In this age of intensified distraction, it’s hard to find time and space to concentrate on one specific thing to any significant degree. Yet if you want to be more productive, you need to focus, which requires both intention and discipline.
Productivity means different things to different people, but we all know what we need and want to accomplish. It just seems we are often stymied in our attempts due to the hyper-connected world in which we live. The solution is to deliberately manage your attention.
Take a look at just a few of the distractions in our workday:
- We look at our cellphone on average 80 times a day (Millennials 150 times each day!)
- We check email on average 88 times each day (11 times per hour)
- Two-thirds (67%) of surveyed employees say they check social media while at work
- Some 58% of surveyed employees want more privacy in the open office environment
- And 54% said the open office environment is too distracting to concentrate
Even with the best of intentions, this combination of technology and environment make it difficult to focus on any given task. It should be no surprise then that the best way to manage our attention in order to concentrate is to first turn off all alerts (text, email, news, etc.) and create a quiet space where you won’t be interrupted.
Take Charge of Technology
With regard to technology, this means mustering up the discipline and courage to deliberately turn off all those alerts on both your computer and cellphone. It also means resisting the urge to constantly check email, news sites and social media. I know FOMO (fear of missing out) is intense, but I suspect you are currently unable to accomplish all that you want. Isn’t that more important than knowing the constant status of your virtual friends and followers?
Enter the Best Environment
If you work in an open office, this can be a challenge, but there are things you can do to make the best of it, such as using noise-cancelling headphones. You can also alert your colleagues of your intention to have “focus-time,” and that you would appreciate not being interrupted. Use a simple sign on your desk or cube to signal when you want this.
Ultimately, it’s up to you to declare your intention and develop the discipline in order to deliberately manage your attention.
According to Chris Bailey, author of Hyperfocus: How to be More Productive in a World of Distraction, directing your attention toward the most important object of your choosing—and then sustaining that attention—is the most consequential decision you will make throughout the day. Ultimately, you are what you pay attention to.
Bailey calls this attentional space the amount of mental capacity you have available to focus on and process things in the moment. He suggests the most important way to begin is to divide your tasks into the quadrants below. The bulleted items are mine; yours may be entirely different.
With regard to intention, Bailey recommends three intention-setting rules:
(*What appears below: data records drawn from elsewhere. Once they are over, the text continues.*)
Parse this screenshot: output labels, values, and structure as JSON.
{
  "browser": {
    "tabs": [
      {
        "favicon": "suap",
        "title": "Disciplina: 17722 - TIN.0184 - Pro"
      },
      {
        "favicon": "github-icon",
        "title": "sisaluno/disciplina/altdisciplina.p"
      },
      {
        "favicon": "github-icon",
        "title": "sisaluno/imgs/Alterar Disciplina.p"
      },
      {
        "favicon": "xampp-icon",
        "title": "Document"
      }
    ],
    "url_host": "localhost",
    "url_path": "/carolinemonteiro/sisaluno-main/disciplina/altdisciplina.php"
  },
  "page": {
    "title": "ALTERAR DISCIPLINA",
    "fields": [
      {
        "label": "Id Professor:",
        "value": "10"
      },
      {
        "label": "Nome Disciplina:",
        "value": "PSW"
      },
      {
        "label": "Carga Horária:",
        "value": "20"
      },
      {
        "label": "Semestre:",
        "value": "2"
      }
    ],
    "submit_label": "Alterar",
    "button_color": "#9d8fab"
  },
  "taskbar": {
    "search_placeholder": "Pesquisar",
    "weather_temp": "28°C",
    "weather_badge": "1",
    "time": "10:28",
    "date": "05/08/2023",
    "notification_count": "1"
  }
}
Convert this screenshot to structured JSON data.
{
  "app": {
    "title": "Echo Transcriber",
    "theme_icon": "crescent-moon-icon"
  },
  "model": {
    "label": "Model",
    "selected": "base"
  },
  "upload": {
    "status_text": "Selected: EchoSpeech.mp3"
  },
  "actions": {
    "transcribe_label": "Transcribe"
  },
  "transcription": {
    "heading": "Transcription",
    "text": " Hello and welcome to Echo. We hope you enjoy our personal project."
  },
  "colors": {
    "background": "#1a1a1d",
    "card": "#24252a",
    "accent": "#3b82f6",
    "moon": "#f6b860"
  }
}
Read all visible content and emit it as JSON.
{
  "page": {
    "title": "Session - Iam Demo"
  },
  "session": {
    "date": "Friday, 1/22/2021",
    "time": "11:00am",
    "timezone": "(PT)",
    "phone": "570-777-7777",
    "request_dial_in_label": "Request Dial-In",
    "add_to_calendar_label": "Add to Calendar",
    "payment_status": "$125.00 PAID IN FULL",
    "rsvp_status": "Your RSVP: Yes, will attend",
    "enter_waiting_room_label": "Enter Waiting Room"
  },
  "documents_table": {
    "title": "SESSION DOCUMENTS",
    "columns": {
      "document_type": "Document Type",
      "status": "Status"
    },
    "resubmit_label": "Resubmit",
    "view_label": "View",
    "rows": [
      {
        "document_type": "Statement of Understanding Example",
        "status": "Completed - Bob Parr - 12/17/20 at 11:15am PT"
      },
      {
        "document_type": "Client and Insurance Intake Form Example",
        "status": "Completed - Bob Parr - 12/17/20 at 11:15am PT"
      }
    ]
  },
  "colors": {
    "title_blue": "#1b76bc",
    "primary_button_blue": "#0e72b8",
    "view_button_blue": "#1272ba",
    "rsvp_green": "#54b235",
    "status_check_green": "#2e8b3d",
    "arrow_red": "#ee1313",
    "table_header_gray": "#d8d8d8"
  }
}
- The Rule of Three: Everyday choose three things you want to accomplish by the end of the day. Keep these very visible, such as on a white board. You can also choose three things you’d like to accomplish each week.
- Most Consequential: Determine which of the three is most consequential by separating them into the four quadrants: necessary, purposeful, distracting and unnecessary. Out of the necessary and purposeful lists, which has the potential to set off a chain reaction?
- Hourly Awareness Chime: Have a chime on your watch, cellphone or computer remind you to check in to see which quadrant you are in at that moment and whether you are following your intentions. (I know this is counter to “turn off your alerts” mentioned above, but this is important and purposely distracting for the right reason.)
By following these intention-setting rules you will go a long way to accomplishing more because your intention drives your attention.
When it comes to discipline, you will need to find the motivation to keep this method of operating present in your life. Take three weeks and implement it every day so it becomes a habit. Then reflect on whether this has made you more productive or not. Perhaps enlist your supervisor to provide his or her perspective and to keep you motivated and engaged.
You will likely need to alter your current behavior and show up differently. And while your colleagues may at first mock or sneer at what they may perceive as “anti-social” behavior, they will ultimately respect you for your ability to provide the boundaries necessary in helping you bring your best self to the workplace environment.
Be intentional about where you direct your attention so you can be more productive and reach more of your goals.